**Problem description:**
Would you please give the entries again word for word, with no images in your copy?

**Provided information:**

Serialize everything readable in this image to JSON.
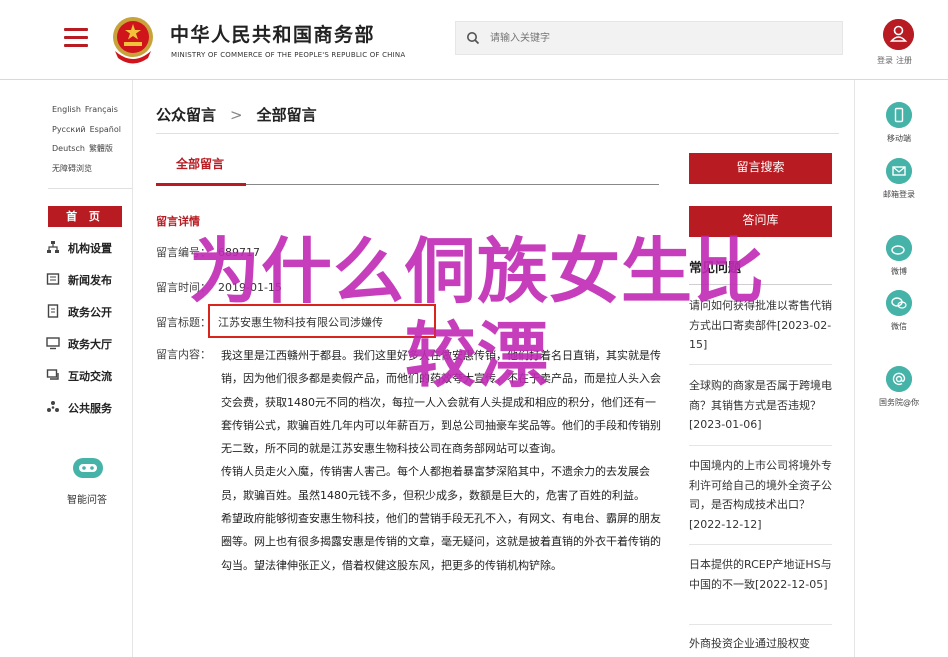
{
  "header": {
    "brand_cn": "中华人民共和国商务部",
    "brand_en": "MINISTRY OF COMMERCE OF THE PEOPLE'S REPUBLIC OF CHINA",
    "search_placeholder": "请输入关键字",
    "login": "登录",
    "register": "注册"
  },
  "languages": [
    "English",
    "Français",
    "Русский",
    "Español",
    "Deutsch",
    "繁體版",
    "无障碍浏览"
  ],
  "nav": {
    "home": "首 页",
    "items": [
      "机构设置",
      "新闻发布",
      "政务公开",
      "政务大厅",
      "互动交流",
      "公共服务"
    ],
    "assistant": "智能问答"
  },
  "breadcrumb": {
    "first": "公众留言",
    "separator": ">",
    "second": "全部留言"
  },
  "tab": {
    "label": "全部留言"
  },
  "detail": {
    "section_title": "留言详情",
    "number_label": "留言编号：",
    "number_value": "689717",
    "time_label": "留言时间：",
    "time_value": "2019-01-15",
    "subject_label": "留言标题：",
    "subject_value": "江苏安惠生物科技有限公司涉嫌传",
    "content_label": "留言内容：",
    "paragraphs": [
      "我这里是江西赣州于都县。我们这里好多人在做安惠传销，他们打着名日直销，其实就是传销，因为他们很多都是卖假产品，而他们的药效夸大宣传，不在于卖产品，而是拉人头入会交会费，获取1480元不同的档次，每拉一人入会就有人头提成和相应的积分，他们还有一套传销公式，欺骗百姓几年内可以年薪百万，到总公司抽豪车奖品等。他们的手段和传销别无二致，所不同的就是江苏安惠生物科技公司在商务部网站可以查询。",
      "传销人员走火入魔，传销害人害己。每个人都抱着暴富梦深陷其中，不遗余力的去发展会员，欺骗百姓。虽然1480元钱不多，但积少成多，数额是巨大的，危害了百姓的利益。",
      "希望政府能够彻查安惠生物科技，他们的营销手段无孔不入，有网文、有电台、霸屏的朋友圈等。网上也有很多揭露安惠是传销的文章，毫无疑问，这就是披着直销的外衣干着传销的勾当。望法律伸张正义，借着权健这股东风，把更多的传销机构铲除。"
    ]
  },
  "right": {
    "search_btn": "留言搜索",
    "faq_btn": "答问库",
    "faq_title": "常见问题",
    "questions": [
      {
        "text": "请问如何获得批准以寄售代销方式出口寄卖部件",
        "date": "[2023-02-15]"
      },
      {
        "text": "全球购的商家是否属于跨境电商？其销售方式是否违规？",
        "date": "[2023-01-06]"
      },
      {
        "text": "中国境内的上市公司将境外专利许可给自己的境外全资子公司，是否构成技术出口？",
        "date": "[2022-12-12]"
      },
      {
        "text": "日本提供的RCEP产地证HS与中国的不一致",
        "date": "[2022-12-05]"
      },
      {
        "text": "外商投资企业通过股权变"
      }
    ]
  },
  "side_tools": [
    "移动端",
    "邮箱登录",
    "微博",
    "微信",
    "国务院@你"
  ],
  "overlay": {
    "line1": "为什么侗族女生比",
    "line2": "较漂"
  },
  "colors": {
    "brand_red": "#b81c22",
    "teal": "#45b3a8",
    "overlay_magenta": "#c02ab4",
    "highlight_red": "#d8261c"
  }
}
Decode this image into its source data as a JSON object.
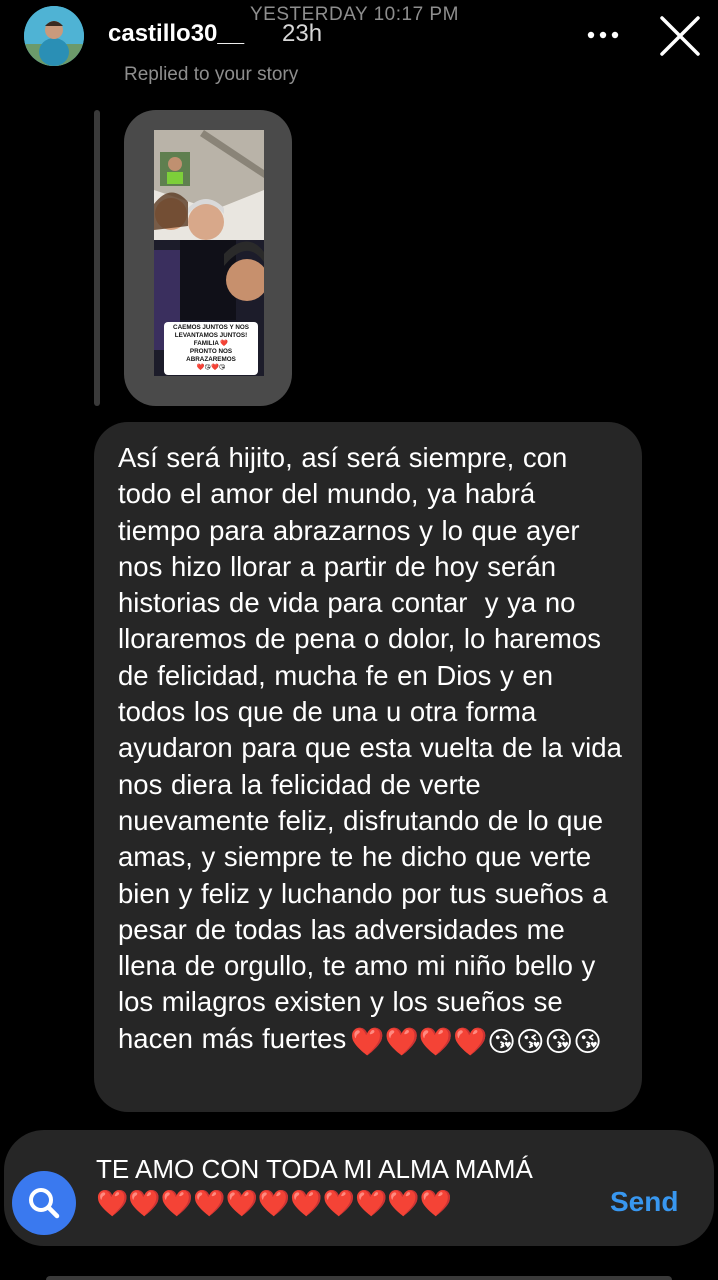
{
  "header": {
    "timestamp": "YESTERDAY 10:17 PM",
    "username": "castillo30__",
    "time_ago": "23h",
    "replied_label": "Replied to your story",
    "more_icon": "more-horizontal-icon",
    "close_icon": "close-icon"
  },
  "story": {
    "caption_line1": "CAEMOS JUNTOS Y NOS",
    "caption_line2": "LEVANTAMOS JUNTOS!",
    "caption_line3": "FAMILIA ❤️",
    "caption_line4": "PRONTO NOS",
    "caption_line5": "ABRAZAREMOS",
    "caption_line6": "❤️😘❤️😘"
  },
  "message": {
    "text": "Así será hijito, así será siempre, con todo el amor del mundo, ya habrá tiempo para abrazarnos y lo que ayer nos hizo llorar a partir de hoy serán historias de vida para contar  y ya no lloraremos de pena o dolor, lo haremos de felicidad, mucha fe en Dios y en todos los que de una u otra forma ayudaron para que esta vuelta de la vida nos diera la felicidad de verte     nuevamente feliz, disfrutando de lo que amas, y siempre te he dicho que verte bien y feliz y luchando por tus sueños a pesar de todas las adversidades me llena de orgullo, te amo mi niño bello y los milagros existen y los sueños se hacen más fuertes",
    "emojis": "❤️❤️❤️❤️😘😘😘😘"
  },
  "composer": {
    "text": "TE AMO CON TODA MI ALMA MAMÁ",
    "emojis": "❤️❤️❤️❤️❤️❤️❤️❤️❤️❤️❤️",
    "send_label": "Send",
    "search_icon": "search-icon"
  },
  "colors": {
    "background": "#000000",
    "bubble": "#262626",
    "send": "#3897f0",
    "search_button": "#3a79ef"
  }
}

**Solution to this exercise:**
Serialize everything readable in this image to JSON.
{
  "header": {
    "brand_cn": "中华人民共和国商务部",
    "brand_en": "MINISTRY OF COMMERCE OF THE PEOPLE'S REPUBLIC OF CHINA",
    "search_placeholder": "请输入关键字",
    "login": "登录",
    "register": "注册"
  },
  "languages": [
    "English",
    "Français",
    "Русский",
    "Español",
    "Deutsch",
    "繁體版",
    "无障碍浏览"
  ],
  "nav": {
    "home": "首 页",
    "items": [
      "机构设置",
      "新闻发布",
      "政务公开",
      "政务大厅",
      "互动交流",
      "公共服务"
    ],
    "assistant": "智能问答"
  },
  "breadcrumb": {
    "first": "公众留言",
    "separator": ">",
    "second": "全部留言"
  },
  "tab": {
    "label": "全部留言"
  },
  "detail": {
    "section_title": "留言详情",
    "number_label": "留言编号：",
    "number_value": "689717",
    "time_label": "留言时间：",
    "time_value": "2019-01-15",
    "subject_label": "留言标题：",
    "subject_value": "江苏安惠生物科技有限公司涉嫌传",
    "content_label": "留言内容：",
    "paragraphs": [
      "我这里是江西赣州于都县。我们这里好多人在做安惠传销，他们打着名日直销，其实就是传销，因为他们很多都是卖假产品，而他们的药效夸大宣传，不在于卖产品，而是拉人头入会交会费，获取1480元不同的档次，每拉一人入会就有人头提成和相应的积分，他们还有一套传销公式，欺骗百姓几年内可以年薪百万，到总公司抽豪车奖品等。他们的手段和传销别无二致，所不同的就是江苏安惠生物科技公司在商务部网站可以查询。",
      "传销人员走火入魔，传销害人害己。每个人都抱着暴富梦深陷其中，不遗余力的去发展会员，欺骗百姓。虽然1480元钱不多，但积少成多，数额是巨大的，危害了百姓的利益。",
      "希望政府能够彻查安惠生物科技，他们的营销手段无孔不入，有网文、有电台、霸屏的朋友圈等。网上也有很多揭露安惠是传销的文章，毫无疑问，这就是披着直销的外衣干着传销的勾当。望法律伸张正义，借着权健这股东风，把更多的传销机构铲除。"
    ]
  },
  "right": {
    "search_btn": "留言搜索",
    "faq_btn": "答问库",
    "faq_title": "常见问题",
    "questions": [
      {
        "text": "请问如何获得批准以寄售代销方式出口寄卖部件",
        "date": "[2023-02-15]"
      },
      {
        "text": "全球购的商家是否属于跨境电商？其销售方式是否违规？",
        "date": "[2023-01-06]"
      },
      {
        "text": "中国境内的上市公司将境外专利许可给自己的境外全资子公司，是否构成技术出口？",
        "date": "[2022-12-12]"
      },
      {
        "text": "日本提供的RCEP产地证HS与中国的不一致",
        "date": "[2022-12-05]"
      },
      {
        "text": "外商投资企业通过股权变"
      }
    ]
  },
  "side_tools": [
    "移动端",
    "邮箱登录",
    "微博",
    "微信",
    "国务院@你"
  ],
  "overlay": {
    "line1": "为什么侗族女生比",
    "line2": "较漂"
  },
  "colors": {
    "brand_red": "#b81c22",
    "teal": "#45b3a8",
    "overlay_magenta": "#c02ab4",
    "highlight_red": "#d8261c"
  }
}
Decode this image into its source data as a JSON object.
{
  "header": {
    "timestamp": "YESTERDAY 10:17 PM",
    "username": "castillo30__",
    "time_ago": "23h",
    "replied_label": "Replied to your story",
    "more_icon": "more-horizontal-icon",
    "close_icon": "close-icon"
  },
  "story": {
    "caption_line1": "CAEMOS JUNTOS Y NOS",
    "caption_line2": "LEVANTAMOS JUNTOS!",
    "caption_line3": "FAMILIA ❤️",
    "caption_line4": "PRONTO NOS",
    "caption_line5": "ABRAZAREMOS",
    "caption_line6": "❤️😘❤️😘"
  },
  "message": {
    "text": "Así será hijito, así será siempre, con todo el amor del mundo, ya habrá tiempo para abrazarnos y lo que ayer nos hizo llorar a partir de hoy serán historias de vida para contar  y ya no lloraremos de pena o dolor, lo haremos de felicidad, mucha fe en Dios y en todos los que de una u otra forma ayudaron para que esta vuelta de la vida nos diera la felicidad de verte     nuevamente feliz, disfrutando de lo que amas, y siempre te he dicho que verte bien y feliz y luchando por tus sueños a pesar de todas las adversidades me llena de orgullo, te amo mi niño bello y los milagros existen y los sueños se hacen más fuertes",
    "emojis": "❤️❤️❤️❤️😘😘😘😘"
  },
  "composer": {
    "text": "TE AMO CON TODA MI ALMA MAMÁ",
    "emojis": "❤️❤️❤️❤️❤️❤️❤️❤️❤️❤️❤️",
    "send_label": "Send",
    "search_icon": "search-icon"
  },
  "colors": {
    "background": "#000000",
    "bubble": "#262626",
    "send": "#3897f0",
    "search_button": "#3a79ef"
  }
}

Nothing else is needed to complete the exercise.